In a metric space, sequential compactness is equivalent to compactness, and all metric spaces are Hausdorff. Then we have the result that continuous bijection from a compact space to a Hausdorff space is a Homeomorphism i.e. it has a continuous inverse.

• Arun, can you please give a proof of the assertion that a continuous bijection of a compact space to a Hausdorff space is a homeomorphism? But, more importantly, can you please give a proof along the lines I've mapped out above? Dec 7 '14 at 8:38

To show $T^{-1} : Y \to X$ is continuous, it suffices to show that for each closed $F \subset X$ we have that $(T^{-1})^{-1}(F)$ is closed.

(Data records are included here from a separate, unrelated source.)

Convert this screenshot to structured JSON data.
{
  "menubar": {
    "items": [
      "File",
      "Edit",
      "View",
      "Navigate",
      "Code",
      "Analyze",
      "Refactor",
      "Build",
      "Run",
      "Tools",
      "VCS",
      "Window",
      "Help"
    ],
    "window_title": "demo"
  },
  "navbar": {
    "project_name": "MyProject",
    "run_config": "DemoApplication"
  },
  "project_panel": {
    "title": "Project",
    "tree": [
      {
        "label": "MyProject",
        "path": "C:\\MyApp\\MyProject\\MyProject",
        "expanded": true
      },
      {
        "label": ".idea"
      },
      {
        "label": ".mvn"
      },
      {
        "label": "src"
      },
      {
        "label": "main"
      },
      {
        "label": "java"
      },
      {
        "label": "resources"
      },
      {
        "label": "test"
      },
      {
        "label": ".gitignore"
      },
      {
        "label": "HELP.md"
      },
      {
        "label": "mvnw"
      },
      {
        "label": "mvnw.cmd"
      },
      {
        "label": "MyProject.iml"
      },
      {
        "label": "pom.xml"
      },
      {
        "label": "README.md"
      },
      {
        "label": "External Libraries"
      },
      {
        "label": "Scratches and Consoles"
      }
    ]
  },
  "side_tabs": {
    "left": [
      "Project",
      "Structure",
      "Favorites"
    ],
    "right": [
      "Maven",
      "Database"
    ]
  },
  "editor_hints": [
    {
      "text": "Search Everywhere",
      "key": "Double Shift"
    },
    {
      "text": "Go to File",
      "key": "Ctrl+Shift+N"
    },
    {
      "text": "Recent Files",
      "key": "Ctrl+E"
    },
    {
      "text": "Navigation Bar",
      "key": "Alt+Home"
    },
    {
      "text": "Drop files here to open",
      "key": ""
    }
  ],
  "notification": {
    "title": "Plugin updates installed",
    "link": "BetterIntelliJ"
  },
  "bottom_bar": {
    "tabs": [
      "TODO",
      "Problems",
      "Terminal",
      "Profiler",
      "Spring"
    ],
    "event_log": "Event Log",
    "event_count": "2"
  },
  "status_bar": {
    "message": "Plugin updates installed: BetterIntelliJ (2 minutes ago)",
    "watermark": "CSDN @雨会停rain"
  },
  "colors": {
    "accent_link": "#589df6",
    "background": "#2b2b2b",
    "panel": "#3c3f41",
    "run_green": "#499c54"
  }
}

Since $T$ is bijective, $(T^{-1})^{-1}(F) = T(F)$. Now since $F$ is closed and $X$ is compact, $F$ is also compact (closed subsets of compact sets are compact), hence $T(F)$ is also compact (continuous image of a compact set is compact). Therefore $T(F)$ is closed (compact subsets of metric spaces are closed).
You can complete your argument as follows. If the sequence $\sigma=\langle x_n:n\in\Bbb N\rangle$ does not converge to $x$, there are an $\epsilon>0$ and a subsequence $\sigma'=\langle x_{m_k}:k\in\Bbb N\rangle$ of $\sigma$ such that $d(x_{m_k},x)\ge\epsilon$ for each $k\in\Bbb N$, where $d$ is the metric in $X$. And $X$ is sequentially compact, so $\sigma'$ has a convergent subsequence $\sigma''$, say with limit $x'$; clearly $d(x',x)\ge\epsilon$. But $Tx'=y=Tx$ by the continuity of $T$, and $T$ is a bijection, so $x'=x$, contradicting the choice of $\sigma''$. Thus, $\sigma$ converges to $x$, and $T^{-1}$ is continuous.
Alternatively, you could avoid the argument by contradiction by observing that the same idea shows that every subsequence of $\sigma$ has a subsequence converging to $x$, and it’s a standard result that this implies that $\sigma$ itself converges to $x$.